Department of Employment and Economic Development File No. 4928 03
Considered and decided by Schumacher, Presiding Judge; Willis, Judge;
and Wright, Judge.
The opinion of the court was delivered by: Robert H. Schumacher, Judge
Affirmed ; motion granted
Relator Sadat Mahamed challenges the decision of the commissioner's representative that he was disqualified from receiving unemployment benefits because he was terminated for employment misconduct. Mahamed also moved for expedited release of the opinion in this matter. We affirm and grant Mahamed's motion.
Mahamed worked as a shift press helper for Anagram International, Inc. from August 2001 until February 2003. In February 2003, Mahamed was injured in a worksite accident. Mahamed's doctor initially ordered Mahamed not to work from February 10, 2003, through February 12, 2003. Anagram's human resource manager, Cheryl Regenauer, testified Mahamed met with her on February 11, and he informed her that he would return to work on February 14, 2003.
Mahamed was scheduled to work February 14, 15, and 16, but he did not report for those shifts or notify anyone at Anagram that he would be absent. Anagram's policy provides that an employee who fails to call in or show for work for three consecutive work days has voluntarily resigned. Mahamed contends he did not go to work because, on February 12, 2003, he received additional work restrictions prohibiting him from working until February 18. Regenauer testified that Mahamed never informed her or anyone at Anagram of the additional work restrictions until he was notified of his"voluntary resignation" on February 18.
The commissioner's representative determined that Anagram terminated Mahamed's employment but found Mahamed's behavior"evinced an intentional disregard of his duties and obligations to the employer and lack of concern for his employment." The commissioner's representative concluded Mahamed's behavior was employment misconduct under Minn. Stat. § 268.095, subd. 6 (2002), and thus disqualified him from receiving unemployment benefits.

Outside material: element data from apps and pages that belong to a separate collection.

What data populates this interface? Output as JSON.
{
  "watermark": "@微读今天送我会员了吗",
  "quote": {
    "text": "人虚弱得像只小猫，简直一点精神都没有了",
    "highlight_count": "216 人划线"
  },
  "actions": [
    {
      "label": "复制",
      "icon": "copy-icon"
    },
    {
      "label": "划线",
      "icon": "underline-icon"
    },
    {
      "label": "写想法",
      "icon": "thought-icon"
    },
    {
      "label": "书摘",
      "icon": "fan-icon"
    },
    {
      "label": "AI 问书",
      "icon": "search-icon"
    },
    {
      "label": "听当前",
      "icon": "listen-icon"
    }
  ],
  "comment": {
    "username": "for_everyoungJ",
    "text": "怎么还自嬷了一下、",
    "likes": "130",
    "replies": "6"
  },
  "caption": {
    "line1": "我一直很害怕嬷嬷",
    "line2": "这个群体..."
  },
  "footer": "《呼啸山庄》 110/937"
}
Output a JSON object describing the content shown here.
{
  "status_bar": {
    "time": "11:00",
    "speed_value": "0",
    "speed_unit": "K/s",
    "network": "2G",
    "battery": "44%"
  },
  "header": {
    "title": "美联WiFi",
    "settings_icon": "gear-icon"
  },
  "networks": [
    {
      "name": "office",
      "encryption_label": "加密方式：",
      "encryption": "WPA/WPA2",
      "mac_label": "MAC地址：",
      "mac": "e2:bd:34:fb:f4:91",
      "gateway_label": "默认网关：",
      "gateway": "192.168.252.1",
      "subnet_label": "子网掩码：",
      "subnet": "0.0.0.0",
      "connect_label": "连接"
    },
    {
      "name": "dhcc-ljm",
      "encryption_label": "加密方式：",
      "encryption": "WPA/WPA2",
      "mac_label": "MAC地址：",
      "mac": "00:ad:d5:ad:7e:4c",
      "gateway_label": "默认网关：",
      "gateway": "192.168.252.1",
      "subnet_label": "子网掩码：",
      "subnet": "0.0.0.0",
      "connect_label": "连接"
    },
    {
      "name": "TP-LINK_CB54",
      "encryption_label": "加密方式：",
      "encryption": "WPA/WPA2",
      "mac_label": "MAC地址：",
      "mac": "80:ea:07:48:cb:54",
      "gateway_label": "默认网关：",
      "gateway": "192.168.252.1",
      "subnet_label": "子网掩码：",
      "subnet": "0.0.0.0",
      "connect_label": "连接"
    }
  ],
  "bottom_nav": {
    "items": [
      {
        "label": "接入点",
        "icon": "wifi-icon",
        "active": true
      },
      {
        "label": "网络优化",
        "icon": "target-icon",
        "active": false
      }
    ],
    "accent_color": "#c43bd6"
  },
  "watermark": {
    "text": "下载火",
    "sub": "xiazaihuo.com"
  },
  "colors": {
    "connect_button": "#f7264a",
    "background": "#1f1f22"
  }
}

Decisions of the commissioner's representative are accorded particular deference. Tuff v. Knitcraft Corp., 526 N.W.2d 50, 51 (Minn. 1995). The commissioner's representative's factual findings are viewed in the light most favorable to the decision and are not disturbed if evidence in the record reasonably tends to sustain them. Lolling v. Midwest Patrol, 545 N.W.2d 372, 377 (Minn. 1996). Whether an employee committed alleged acts of employment misconduct is a question of fact, but whether the acts constitute misconduct is a question of law, which we review de novo. Scheunemann v. Radisson S. Hotel, 562 N.W.2d 32, 34 (Minn. App. 1997).
An employee who is discharged for engaging in employment misconduct is disqualified from receiving unemployment benefits. Minn. Stat. § 268.069, subd. 1(2),.095, subd. 4(1) (2002). At the time of his discharge, employment misconduct was defined as"any intentional conduct, on the job or off the job, that disregards the standards of behavior that an employer has the right to expect of the employee or disregards the employee's duties and obligations to the employer." Minn. Stat. § 268.095, subd. 6(a)(1) (2002). An employee who fails to report to work or provide the employer with notice that the employee is unable to work a scheduled shift has committed employment misconduct. See Peske v. Fairview-Southdale Hosp., 512 N.W.2d 913, 916 (Minn. App. 1994) (applying pre-1999 definition of employment misconduct).
Viewing the evidence in the light most favorable to the decision of the commissioner's representative, we conclude that the factual findings of the representative that Mahamed was discharged because he did not call in or report for work when scheduled is reasonably supported by the evidence. The failure to call in or report to work constitutes employment misconduct under Minn. Stat. § 268.095, subd. 6(a). ...